Your instructions: Every line of the data below must be output exactly, with images left out.

Stored entries
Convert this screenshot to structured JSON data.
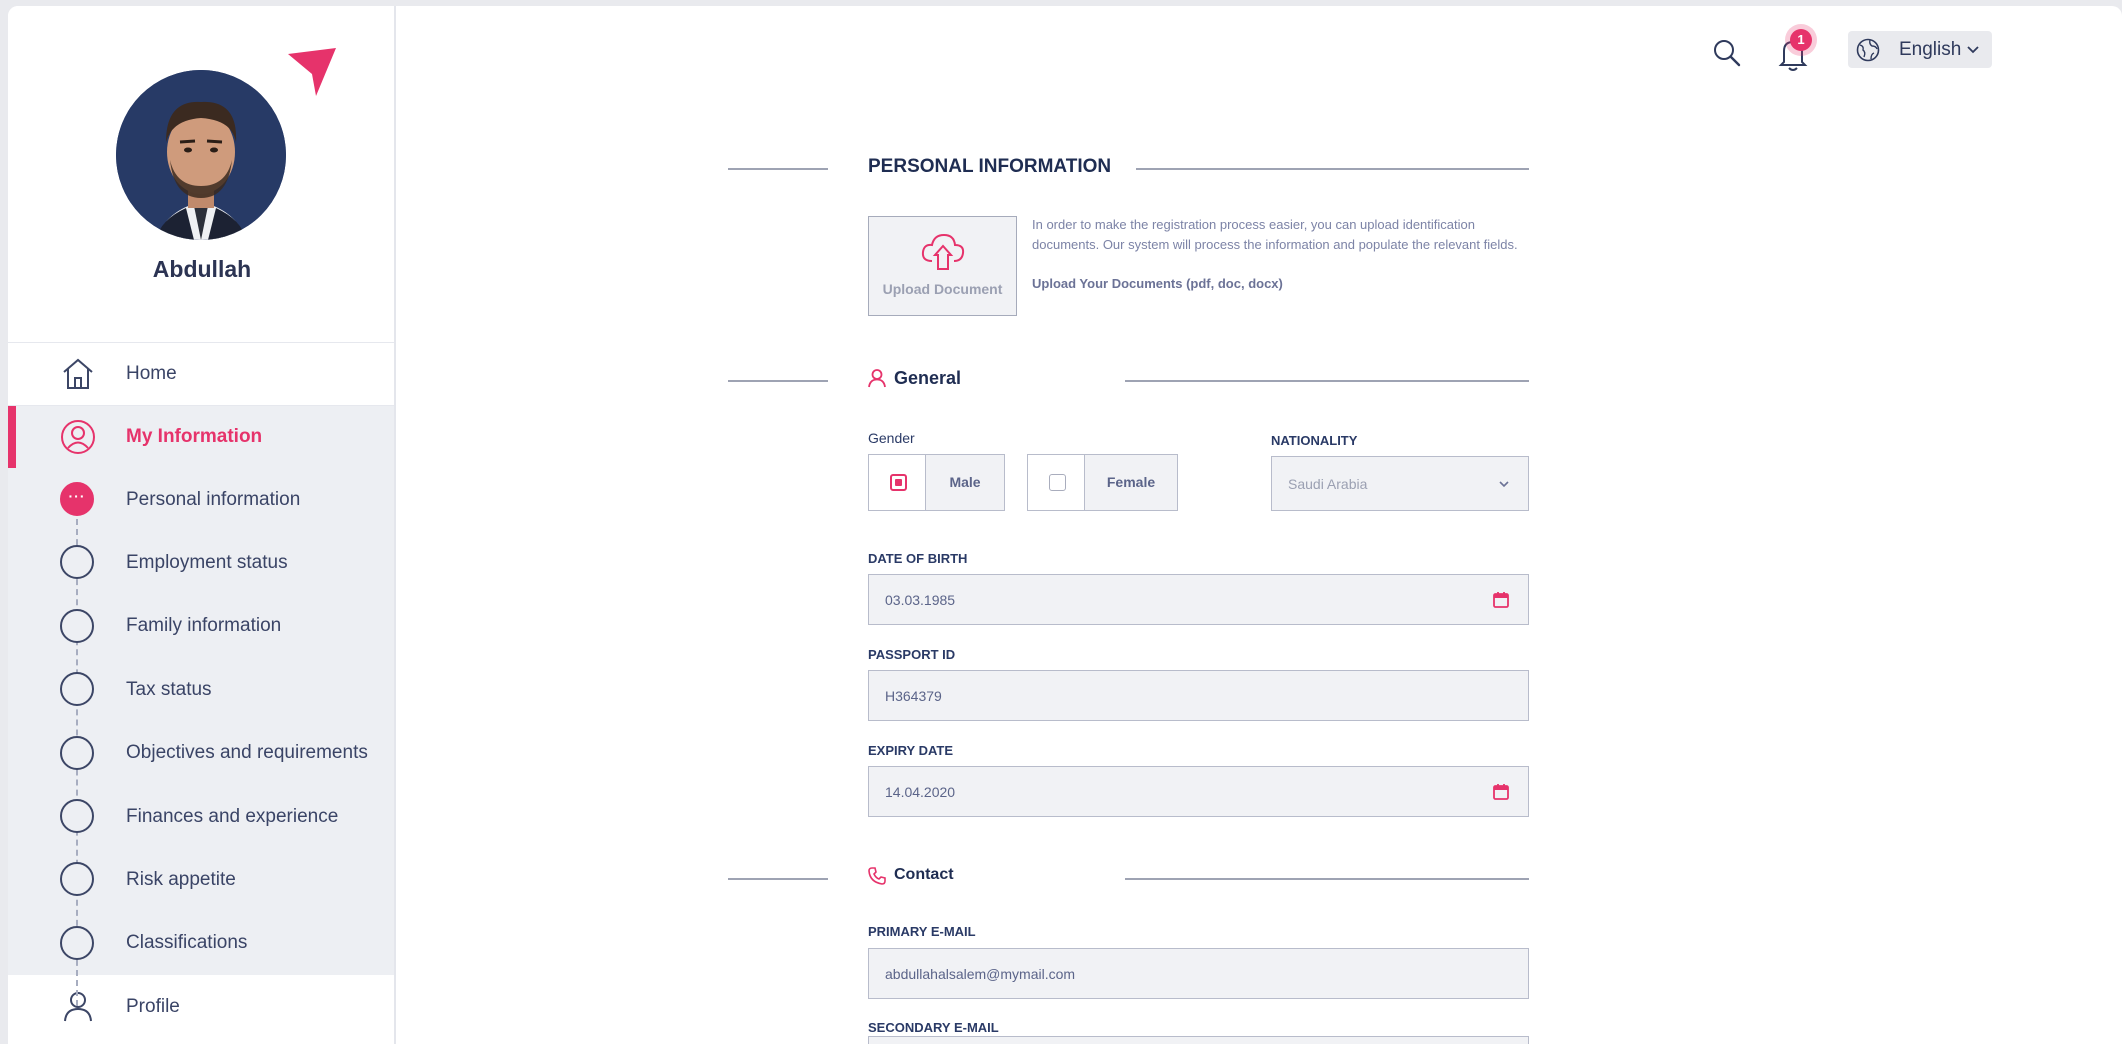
{
  "user": {
    "name": "Abdullah"
  },
  "nav": {
    "home": "Home",
    "my_information": "My Information",
    "steps": [
      {
        "label": "Personal information",
        "current": true
      },
      {
        "label": "Employment status"
      },
      {
        "label": "Family information"
      },
      {
        "label": "Tax status"
      },
      {
        "label": "Objectives and requirements"
      },
      {
        "label": "Finances and experience"
      },
      {
        "label": "Risk appetite"
      },
      {
        "label": "Classifications"
      }
    ],
    "current_step_dots": "···",
    "profile": "Profile"
  },
  "topbar": {
    "notification_count": "1",
    "language": "English"
  },
  "personal_information": {
    "title": "PERSONAL INFORMATION",
    "upload_label": "Upload Document",
    "upload_description": "In order to make the registration process easier, you can upload identification documents. Our system will process the information and populate the relevant fields.",
    "upload_formats": "Upload Your Documents (pdf, doc, docx)"
  },
  "general": {
    "title": "General",
    "gender_label": "Gender",
    "gender_options": [
      "Male",
      "Female"
    ],
    "gender_selected": "Male",
    "nationality_label": "NATIONALITY",
    "nationality_value": "Saudi Arabia",
    "dob_label": "DATE OF BIRTH",
    "dob_value": "03.03.1985",
    "passport_label": "PASSPORT ID",
    "passport_value": "H364379",
    "expiry_label": "EXPIRY DATE",
    "expiry_value": "14.04.2020"
  },
  "contact": {
    "title": "Contact",
    "primary_email_label": "PRIMARY E-MAIL",
    "primary_email_value": "abdullahalsalem@mymail.com",
    "secondary_email_label": "SECONDARY E-MAIL"
  },
  "colors": {
    "accent": "#e6336b",
    "navy": "#273a66",
    "text": "#2f3a5c",
    "panel": "#edeff3"
  },
  "icons": {
    "brand": "paper-plane-icon",
    "home": "home-icon",
    "my_information": "user-circle-icon",
    "profile": "user-icon",
    "search": "search-icon",
    "bell": "bell-icon",
    "globe": "globe-icon",
    "upload": "cloud-upload-icon",
    "calendar": "calendar-icon",
    "phone": "phone-icon"
  }
}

Expected answer:
Convert this screenshot to structured JSON data.
{
  "user": {
    "name": "Abdullah"
  },
  "nav": {
    "home": "Home",
    "my_information": "My Information",
    "steps": [
      {
        "label": "Personal information",
        "current": true
      },
      {
        "label": "Employment status"
      },
      {
        "label": "Family information"
      },
      {
        "label": "Tax status"
      },
      {
        "label": "Objectives and requirements"
      },
      {
        "label": "Finances and experience"
      },
      {
        "label": "Risk appetite"
      },
      {
        "label": "Classifications"
      }
    ],
    "current_step_dots": "···",
    "profile": "Profile"
  },
  "topbar": {
    "notification_count": "1",
    "language": "English"
  },
  "personal_information": {
    "title": "PERSONAL INFORMATION",
    "upload_label": "Upload Document",
    "upload_description": "In order to make the registration process easier, you can upload identification documents. Our system will process the information and populate the relevant fields.",
    "upload_formats": "Upload Your Documents (pdf, doc, docx)"
  },
  "general": {
    "title": "General",
    "gender_label": "Gender",
    "gender_options": [
      "Male",
      "Female"
    ],
    "gender_selected": "Male",
    "nationality_label": "NATIONALITY",
    "nationality_value": "Saudi Arabia",
    "dob_label": "DATE OF BIRTH",
    "dob_value": "03.03.1985",
    "passport_label": "PASSPORT ID",
    "passport_value": "H364379",
    "expiry_label": "EXPIRY DATE",
    "expiry_value": "14.04.2020"
  },
  "contact": {
    "title": "Contact",
    "primary_email_label": "PRIMARY E-MAIL",
    "primary_email_value": "abdullahalsalem@mymail.com",
    "secondary_email_label": "SECONDARY E-MAIL"
  },
  "colors": {
    "accent": "#e6336b",
    "navy": "#273a66",
    "text": "#2f3a5c",
    "panel": "#edeff3"
  },
  "icons": {
    "brand": "paper-plane-icon",
    "home": "home-icon",
    "my_information": "user-circle-icon",
    "profile": "user-icon",
    "search": "search-icon",
    "bell": "bell-icon",
    "globe": "globe-icon",
    "upload": "cloud-upload-icon",
    "calendar": "calendar-icon",
    "phone": "phone-icon"
  }
}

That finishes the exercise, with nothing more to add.